__Work required__. Return every line below as is, leaving out the pictures.

__Records supplied__.

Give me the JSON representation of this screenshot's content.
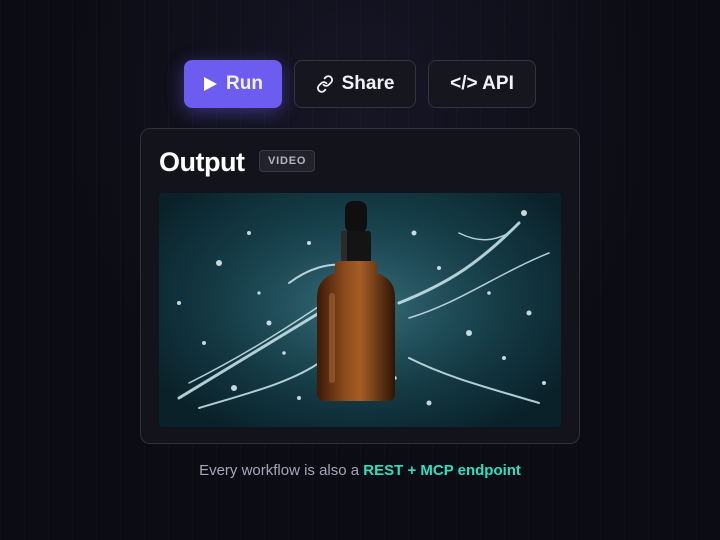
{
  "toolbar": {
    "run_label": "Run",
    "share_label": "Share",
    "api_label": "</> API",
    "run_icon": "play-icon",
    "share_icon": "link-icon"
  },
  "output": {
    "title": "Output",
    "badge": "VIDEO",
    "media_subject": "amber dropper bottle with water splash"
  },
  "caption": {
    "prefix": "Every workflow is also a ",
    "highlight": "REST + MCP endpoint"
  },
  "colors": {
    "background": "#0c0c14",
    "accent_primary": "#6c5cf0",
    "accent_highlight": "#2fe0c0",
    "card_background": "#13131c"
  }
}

__Solution to the problem__.
Give me the JSON representation of this screenshot's content.
{
  "toolbar": {
    "run_label": "Run",
    "share_label": "Share",
    "api_label": "</> API",
    "run_icon": "play-icon",
    "share_icon": "link-icon"
  },
  "output": {
    "title": "Output",
    "badge": "VIDEO",
    "media_subject": "amber dropper bottle with water splash"
  },
  "caption": {
    "prefix": "Every workflow is also a ",
    "highlight": "REST + MCP endpoint"
  },
  "colors": {
    "background": "#0c0c14",
    "accent_primary": "#6c5cf0",
    "accent_highlight": "#2fe0c0",
    "card_background": "#13131c"
  }
}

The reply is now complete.